*SOURCE DATA*
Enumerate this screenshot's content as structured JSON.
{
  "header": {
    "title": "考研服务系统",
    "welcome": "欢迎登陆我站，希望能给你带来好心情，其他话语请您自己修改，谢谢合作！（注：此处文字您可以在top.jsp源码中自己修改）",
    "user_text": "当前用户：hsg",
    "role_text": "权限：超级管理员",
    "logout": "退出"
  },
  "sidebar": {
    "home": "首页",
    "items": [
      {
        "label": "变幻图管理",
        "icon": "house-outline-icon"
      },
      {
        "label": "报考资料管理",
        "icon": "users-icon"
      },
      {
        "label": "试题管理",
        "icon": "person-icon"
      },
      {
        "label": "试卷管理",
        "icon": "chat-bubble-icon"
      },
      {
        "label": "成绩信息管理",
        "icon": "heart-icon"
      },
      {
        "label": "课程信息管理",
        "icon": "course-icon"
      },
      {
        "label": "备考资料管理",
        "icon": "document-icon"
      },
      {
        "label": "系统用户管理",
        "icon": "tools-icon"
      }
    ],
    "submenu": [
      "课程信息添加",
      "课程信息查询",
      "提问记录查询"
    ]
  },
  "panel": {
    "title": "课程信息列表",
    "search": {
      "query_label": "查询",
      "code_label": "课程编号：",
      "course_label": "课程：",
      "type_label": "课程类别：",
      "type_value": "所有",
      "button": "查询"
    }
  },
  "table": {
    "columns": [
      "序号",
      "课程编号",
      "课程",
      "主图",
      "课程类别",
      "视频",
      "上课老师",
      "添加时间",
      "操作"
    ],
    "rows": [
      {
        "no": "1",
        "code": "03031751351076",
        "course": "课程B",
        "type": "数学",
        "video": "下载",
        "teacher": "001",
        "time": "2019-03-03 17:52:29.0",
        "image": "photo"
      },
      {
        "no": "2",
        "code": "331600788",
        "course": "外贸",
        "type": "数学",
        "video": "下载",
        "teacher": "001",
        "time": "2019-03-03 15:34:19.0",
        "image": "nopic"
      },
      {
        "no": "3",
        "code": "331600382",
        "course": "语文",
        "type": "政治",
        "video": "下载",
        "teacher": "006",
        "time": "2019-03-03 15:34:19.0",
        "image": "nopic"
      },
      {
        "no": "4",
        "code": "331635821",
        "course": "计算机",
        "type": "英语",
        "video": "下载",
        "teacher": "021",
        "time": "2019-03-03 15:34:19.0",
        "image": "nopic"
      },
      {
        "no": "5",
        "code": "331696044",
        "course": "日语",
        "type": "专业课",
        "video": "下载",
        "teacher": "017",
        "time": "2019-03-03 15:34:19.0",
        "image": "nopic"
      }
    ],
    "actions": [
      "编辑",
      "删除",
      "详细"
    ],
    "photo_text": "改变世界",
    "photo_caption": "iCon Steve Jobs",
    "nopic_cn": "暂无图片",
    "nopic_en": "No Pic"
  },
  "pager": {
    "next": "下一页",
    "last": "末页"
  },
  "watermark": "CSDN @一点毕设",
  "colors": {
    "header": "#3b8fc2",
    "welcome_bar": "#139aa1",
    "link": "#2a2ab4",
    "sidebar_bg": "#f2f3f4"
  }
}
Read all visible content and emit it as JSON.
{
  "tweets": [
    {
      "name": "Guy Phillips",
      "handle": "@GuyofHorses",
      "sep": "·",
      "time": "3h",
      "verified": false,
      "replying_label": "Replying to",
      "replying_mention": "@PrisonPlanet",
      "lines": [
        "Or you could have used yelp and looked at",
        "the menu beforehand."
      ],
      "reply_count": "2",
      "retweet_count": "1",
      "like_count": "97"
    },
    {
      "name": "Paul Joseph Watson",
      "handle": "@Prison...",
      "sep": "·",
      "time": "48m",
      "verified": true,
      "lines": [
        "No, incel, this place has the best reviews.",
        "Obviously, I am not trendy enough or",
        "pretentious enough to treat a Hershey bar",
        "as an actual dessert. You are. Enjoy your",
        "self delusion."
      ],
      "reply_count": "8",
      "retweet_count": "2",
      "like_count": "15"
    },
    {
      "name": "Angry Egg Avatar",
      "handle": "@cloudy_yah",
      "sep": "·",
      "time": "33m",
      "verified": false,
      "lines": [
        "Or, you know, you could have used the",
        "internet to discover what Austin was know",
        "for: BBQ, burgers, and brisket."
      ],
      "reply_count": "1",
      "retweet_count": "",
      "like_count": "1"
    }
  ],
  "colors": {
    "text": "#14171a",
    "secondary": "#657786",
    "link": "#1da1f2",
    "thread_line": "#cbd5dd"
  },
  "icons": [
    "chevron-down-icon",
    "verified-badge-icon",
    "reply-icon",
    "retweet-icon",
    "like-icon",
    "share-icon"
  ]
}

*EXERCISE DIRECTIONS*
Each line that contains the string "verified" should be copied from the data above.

*WRITTEN SOLUTION*
      "verified": false,
      "verified": true,
      "verified": false,
    "verified-badge-icon",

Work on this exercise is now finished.